Many Venezuelans believe Chavez will return to power
By The Associated Press
Published: Thursday, Feb. 28, 2013, 9:21 p.m.
CARACAS — Venezuela's vice president said on Thursday that Hugo Chavez is still fighting for his life, yet a recent poll says three in five Venezuelans believe their president will return to power.
Nicolas Maduro, Chavez's self-appointed successor, said on television that his boss “is battling there for his health, for his life, and we're accompanying him.”
The vice president had characterized Chavez's condition similarly on Dec. 20, saying the president “is fighting a great battle ... for his life, for his health.”
Chavez hasn't spoken or been seen since before his fourth operation in Cuba on Dec. 11 for an unspecified cancer in the pelvic area.
The government says he has been breathing with the help of a tracheal tube after surviving a serious respiratory infection. It says Chavez returned on Feb. 18 and is at a military hospital in Caracas for continued treatment for “respiratory insufficiency.”
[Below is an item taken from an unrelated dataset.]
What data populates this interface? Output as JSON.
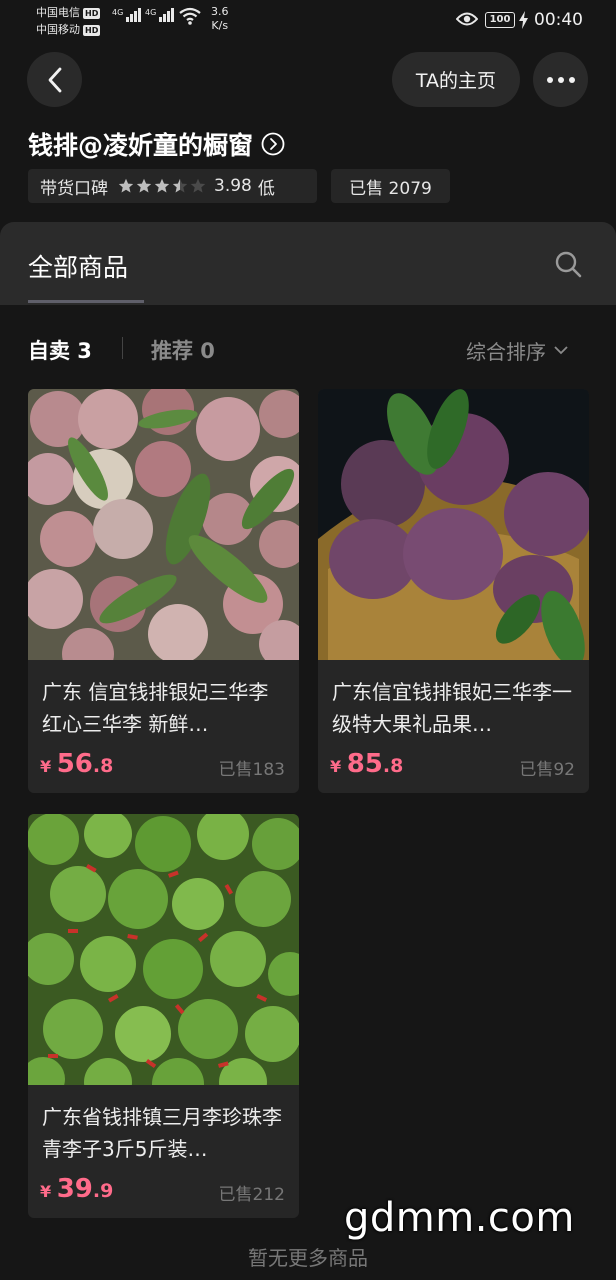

Despite speculation by doctors not involved in Chavez's treatment that it is most likely palliative, designed only to make him more comfortable in his remaining days, many Venezuelans apparently believe — or want to believe — he is on the mend.
“The president's prolonged absence and his critical situation have not been converted into massive pessimism about his return,” respected pollster Luis Vicente Leon tweeted on Thursday.
He said nearly 58 percent of Venezuelans believe Chavez will recover; 30 percent believe he will not return to power; and 12.5 percent say they don't know what will happen.
One percent, meanwhile, believe Chavez was never sick.
Leon, chief of the Datanalisis polling firm, told The Associated Press that the Feb. 11 poll of 1,198 people had an error margin of 3 percentage points.
He said he thought the poll reflected people's desire not to believe the worst about someone who is dear to them, just as people resist accepting that a close relative might be dying.
Leon also said he thought reports of government officials holding hours-long meetings with Chavez had contributed to the belief of many Venezuelans that Chavez will return.
“The government has sent permanent messages that President Chavez will return, that he meets with the vice president for five hours,” Leon said.
Show commenting policy
TribLive commenting policy
You are solely responsible for your comments and by using TribLive.com you agree to our Terms of Service.
We moderate comments. Our goal is to provide substantive commentary for a general readership. By screening submissions, we provide a space where readers can share intelligent and informed commentary that enhances the quality of our news and information.
While most comments will be posted if they are on-topic and not abusive, moderating decisions are subjective. We will make them as carefully and consistently as we can. Because of the volume of reader comments, we cannot review individual moderation decisions with readers.
We value thoughtful comments representing a range of views that make their point quickly and politely. We make an effort to protect discussions from repeated comments either by the same reader or different readers.
We follow the same standards for taste as the daily newspaper. A few things we won't tolerate: personal attacks, obscenity, vulgarity, profanity (including expletives and letters followed by dashes), commercial promotion, impersonations, incoherence, proselytizing and SHOUTING. Don't include URLs to Web sites.
We do not edit comments. They are either approved or deleted. We reserve the right to edit a comment that is quoted or excerpted in an article. In this case, we may fix spelling and punctuation.
We welcome strong opinions and criticism of our work, but we don't want comments to become bogged down with discussions of our policies and we will moderate accordingly.
We appreciate it when readers and people quoted in articles or blog posts point out errors of fact or emphasis and will investigate all assertions. But these suggestions should be sent via e-mail. To avoid distracting other readers, we won't publish comments that suggest a correction. Instead, corrections will be made in a blog post or in an article.
- Mexico may open up oil production
- North Korea purges Kim Jong Un’s powerful uncle
- Mandela closes American divide, as Obama, Bush, Hillary share flight to Johannesburg
- Assad forces regain control of key town